Recorded data

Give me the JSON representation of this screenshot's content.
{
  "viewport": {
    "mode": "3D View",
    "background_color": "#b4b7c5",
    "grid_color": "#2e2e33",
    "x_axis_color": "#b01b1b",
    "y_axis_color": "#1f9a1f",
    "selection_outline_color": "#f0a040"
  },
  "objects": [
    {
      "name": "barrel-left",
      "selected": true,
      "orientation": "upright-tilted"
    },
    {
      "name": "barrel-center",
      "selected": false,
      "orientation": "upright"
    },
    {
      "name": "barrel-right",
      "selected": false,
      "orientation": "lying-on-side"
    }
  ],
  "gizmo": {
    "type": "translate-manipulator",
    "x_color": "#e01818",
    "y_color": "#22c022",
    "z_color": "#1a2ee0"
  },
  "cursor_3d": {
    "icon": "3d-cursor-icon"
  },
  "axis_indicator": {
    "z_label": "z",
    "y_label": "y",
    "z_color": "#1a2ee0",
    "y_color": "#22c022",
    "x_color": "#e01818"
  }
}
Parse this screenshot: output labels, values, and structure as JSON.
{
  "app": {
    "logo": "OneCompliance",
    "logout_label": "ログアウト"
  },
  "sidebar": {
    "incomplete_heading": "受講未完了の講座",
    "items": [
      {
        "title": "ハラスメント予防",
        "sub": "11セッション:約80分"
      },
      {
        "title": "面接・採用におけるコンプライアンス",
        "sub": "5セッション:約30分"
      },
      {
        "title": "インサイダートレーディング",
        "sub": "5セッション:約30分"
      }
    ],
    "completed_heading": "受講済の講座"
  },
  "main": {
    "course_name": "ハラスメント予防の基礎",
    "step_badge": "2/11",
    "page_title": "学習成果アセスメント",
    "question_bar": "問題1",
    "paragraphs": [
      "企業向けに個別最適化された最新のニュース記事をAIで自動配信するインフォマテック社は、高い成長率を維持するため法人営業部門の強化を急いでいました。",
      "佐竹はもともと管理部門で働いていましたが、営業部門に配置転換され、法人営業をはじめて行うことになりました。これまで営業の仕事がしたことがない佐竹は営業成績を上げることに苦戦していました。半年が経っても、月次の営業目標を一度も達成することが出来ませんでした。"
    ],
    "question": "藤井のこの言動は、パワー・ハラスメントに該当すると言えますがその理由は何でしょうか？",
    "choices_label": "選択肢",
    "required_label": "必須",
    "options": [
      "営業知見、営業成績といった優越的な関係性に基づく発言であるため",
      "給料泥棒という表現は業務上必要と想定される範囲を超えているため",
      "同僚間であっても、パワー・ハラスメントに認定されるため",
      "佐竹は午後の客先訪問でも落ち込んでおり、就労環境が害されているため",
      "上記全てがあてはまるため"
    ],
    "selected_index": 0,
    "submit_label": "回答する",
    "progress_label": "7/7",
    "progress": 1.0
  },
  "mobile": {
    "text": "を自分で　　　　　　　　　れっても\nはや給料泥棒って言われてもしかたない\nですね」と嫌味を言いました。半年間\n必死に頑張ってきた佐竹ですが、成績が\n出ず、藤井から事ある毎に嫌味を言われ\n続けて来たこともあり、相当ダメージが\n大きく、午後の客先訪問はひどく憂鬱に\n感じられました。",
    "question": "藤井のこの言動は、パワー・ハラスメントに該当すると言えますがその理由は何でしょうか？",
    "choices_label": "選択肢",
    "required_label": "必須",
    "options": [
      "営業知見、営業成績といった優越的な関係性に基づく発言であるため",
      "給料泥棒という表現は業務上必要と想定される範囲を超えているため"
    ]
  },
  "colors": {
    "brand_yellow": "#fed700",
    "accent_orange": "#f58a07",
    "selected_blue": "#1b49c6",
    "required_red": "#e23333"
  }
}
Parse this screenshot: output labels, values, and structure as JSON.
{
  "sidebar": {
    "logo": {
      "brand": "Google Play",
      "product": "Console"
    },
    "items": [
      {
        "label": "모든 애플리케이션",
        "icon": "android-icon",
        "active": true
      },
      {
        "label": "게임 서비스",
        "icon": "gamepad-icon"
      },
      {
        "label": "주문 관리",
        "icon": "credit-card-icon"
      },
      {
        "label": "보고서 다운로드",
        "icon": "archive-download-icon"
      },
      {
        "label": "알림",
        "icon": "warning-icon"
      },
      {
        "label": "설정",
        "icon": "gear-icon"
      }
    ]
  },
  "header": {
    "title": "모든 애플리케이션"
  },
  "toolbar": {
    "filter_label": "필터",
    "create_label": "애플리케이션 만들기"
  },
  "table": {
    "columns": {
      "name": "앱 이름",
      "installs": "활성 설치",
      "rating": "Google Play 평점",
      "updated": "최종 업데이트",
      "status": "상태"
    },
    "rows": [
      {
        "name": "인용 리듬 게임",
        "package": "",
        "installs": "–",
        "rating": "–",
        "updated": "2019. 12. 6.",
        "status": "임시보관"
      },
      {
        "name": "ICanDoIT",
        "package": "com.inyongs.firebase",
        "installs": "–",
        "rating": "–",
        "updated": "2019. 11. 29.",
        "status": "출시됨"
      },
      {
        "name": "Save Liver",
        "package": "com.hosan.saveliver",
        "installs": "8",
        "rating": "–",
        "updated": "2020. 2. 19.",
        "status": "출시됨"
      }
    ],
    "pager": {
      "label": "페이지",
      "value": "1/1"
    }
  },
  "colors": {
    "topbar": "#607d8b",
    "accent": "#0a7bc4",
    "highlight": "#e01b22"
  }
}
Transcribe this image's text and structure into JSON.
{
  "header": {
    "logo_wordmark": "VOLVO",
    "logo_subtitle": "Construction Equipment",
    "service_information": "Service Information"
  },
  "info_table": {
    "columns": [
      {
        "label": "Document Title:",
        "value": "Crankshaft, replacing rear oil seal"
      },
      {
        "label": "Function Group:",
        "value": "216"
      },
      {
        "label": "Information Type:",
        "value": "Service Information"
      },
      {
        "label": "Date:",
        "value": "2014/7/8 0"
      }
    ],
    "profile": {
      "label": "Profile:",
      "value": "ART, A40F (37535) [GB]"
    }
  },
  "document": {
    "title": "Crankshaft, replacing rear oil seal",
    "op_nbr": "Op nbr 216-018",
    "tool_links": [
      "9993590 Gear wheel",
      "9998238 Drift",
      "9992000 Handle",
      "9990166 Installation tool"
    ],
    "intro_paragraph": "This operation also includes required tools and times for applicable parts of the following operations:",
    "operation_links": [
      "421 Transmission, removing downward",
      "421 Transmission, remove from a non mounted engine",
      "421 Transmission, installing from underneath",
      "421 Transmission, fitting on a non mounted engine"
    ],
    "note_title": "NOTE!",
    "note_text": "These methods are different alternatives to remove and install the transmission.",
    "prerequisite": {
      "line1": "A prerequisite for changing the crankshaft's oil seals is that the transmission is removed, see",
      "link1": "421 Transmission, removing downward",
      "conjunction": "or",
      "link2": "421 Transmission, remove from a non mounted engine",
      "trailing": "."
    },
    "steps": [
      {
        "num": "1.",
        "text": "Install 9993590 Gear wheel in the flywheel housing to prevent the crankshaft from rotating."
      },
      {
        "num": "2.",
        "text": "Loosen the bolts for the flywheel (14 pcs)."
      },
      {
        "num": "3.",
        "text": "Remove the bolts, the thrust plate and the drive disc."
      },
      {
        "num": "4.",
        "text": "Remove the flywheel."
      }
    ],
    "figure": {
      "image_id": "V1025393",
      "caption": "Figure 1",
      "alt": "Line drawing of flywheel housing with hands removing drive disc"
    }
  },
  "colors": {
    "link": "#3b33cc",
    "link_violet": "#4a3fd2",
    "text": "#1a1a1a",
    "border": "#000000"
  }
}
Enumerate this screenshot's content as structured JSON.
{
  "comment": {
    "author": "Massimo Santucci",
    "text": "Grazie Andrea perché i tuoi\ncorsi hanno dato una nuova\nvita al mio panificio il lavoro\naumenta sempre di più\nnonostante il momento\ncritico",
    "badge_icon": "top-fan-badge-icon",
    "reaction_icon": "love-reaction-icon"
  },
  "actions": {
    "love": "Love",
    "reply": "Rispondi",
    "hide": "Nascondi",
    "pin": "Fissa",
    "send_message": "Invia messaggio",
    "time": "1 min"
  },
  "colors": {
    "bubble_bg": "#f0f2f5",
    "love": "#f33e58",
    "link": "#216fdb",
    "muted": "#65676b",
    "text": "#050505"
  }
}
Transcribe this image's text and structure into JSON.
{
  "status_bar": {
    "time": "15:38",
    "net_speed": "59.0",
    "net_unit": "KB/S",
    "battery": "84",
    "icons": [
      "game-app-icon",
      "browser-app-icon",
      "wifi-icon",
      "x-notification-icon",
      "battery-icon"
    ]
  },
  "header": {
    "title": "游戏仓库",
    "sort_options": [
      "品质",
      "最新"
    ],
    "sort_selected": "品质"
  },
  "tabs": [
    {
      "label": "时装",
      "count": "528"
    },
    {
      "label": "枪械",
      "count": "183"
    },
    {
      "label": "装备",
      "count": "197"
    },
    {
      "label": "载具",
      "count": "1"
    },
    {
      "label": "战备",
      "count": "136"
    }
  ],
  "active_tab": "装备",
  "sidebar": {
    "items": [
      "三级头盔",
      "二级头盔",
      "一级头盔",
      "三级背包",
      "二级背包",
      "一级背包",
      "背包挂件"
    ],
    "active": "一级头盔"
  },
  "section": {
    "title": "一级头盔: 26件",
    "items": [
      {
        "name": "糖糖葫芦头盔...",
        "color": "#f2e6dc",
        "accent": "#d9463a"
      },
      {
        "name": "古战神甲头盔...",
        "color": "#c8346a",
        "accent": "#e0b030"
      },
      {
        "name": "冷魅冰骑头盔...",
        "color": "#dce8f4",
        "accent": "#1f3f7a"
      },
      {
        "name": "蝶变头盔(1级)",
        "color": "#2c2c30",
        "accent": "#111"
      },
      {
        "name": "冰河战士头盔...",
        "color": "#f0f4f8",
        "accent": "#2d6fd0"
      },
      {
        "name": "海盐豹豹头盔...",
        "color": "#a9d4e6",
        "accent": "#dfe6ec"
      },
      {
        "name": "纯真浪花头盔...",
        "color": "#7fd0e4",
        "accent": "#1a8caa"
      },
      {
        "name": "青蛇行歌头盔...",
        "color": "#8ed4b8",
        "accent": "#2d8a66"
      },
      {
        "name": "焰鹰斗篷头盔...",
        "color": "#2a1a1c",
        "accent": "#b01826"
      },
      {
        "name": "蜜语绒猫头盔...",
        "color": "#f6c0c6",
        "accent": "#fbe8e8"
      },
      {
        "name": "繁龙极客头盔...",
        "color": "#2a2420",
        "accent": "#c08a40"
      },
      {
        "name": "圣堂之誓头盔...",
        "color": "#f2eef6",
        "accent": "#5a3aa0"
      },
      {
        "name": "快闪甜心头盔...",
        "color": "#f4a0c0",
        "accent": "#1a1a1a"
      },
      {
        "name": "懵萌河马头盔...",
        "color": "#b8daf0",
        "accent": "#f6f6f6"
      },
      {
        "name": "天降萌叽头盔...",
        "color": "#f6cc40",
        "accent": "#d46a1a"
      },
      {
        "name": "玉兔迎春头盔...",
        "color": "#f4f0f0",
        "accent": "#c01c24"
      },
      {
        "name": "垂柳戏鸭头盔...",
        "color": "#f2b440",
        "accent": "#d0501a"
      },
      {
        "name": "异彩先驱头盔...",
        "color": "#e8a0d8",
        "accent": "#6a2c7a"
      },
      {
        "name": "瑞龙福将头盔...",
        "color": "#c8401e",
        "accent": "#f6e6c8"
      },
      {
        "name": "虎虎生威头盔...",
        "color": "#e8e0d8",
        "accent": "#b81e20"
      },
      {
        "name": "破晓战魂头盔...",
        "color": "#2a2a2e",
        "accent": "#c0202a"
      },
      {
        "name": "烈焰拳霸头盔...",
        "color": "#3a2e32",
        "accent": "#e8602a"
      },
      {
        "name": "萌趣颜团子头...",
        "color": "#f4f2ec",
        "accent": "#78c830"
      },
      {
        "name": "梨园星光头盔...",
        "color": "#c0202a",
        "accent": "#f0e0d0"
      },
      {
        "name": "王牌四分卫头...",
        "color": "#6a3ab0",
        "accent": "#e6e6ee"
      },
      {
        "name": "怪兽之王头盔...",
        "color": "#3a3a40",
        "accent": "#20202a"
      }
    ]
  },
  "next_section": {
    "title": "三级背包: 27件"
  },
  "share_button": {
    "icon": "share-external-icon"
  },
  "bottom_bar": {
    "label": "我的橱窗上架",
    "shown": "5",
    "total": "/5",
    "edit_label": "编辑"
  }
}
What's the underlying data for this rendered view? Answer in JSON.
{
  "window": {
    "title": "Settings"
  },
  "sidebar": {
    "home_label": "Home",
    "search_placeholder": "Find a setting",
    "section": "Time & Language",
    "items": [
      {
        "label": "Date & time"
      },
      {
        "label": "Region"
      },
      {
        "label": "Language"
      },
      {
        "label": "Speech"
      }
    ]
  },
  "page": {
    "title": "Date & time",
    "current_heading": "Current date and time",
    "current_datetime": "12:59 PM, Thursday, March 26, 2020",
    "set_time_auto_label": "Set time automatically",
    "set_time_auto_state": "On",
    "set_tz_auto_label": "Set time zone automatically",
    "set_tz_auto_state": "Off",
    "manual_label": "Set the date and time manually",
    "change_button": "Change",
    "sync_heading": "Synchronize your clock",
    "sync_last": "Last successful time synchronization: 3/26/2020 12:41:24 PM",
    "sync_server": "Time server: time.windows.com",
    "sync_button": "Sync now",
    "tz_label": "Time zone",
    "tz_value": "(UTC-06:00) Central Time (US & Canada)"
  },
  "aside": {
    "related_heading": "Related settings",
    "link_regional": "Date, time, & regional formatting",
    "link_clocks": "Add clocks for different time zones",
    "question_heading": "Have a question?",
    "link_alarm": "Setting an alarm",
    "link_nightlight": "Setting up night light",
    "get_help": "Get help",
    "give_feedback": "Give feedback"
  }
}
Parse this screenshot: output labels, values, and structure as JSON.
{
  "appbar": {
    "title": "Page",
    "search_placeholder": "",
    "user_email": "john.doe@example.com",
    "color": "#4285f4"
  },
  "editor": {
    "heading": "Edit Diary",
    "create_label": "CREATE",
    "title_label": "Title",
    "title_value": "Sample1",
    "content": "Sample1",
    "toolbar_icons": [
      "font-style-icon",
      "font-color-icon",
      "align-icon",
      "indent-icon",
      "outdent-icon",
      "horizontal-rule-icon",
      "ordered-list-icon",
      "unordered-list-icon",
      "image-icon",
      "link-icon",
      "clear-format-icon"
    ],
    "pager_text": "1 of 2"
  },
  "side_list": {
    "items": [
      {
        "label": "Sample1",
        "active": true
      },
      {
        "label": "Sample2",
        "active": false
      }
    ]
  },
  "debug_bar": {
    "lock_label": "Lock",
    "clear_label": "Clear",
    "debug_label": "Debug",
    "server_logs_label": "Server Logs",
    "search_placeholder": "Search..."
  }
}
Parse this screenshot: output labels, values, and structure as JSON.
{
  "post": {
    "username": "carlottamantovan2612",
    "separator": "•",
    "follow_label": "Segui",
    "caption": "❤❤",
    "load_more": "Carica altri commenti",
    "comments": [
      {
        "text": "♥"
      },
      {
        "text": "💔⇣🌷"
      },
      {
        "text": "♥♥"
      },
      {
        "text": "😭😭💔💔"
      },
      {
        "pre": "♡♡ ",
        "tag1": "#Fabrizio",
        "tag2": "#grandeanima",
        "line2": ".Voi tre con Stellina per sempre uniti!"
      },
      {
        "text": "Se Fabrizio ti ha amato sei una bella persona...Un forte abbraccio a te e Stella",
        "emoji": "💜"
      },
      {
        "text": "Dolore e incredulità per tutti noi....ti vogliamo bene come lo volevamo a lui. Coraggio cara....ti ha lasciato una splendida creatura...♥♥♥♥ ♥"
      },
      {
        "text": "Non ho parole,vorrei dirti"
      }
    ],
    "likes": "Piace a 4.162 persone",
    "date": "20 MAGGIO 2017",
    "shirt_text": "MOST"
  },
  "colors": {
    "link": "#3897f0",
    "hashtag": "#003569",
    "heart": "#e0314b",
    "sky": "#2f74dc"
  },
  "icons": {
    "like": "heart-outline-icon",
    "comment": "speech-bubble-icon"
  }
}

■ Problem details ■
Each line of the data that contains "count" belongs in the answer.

■ Answer area ■
      "count": "528"
      "count": "183"
      "count": "197"
      "count": "1"
      "count": "136"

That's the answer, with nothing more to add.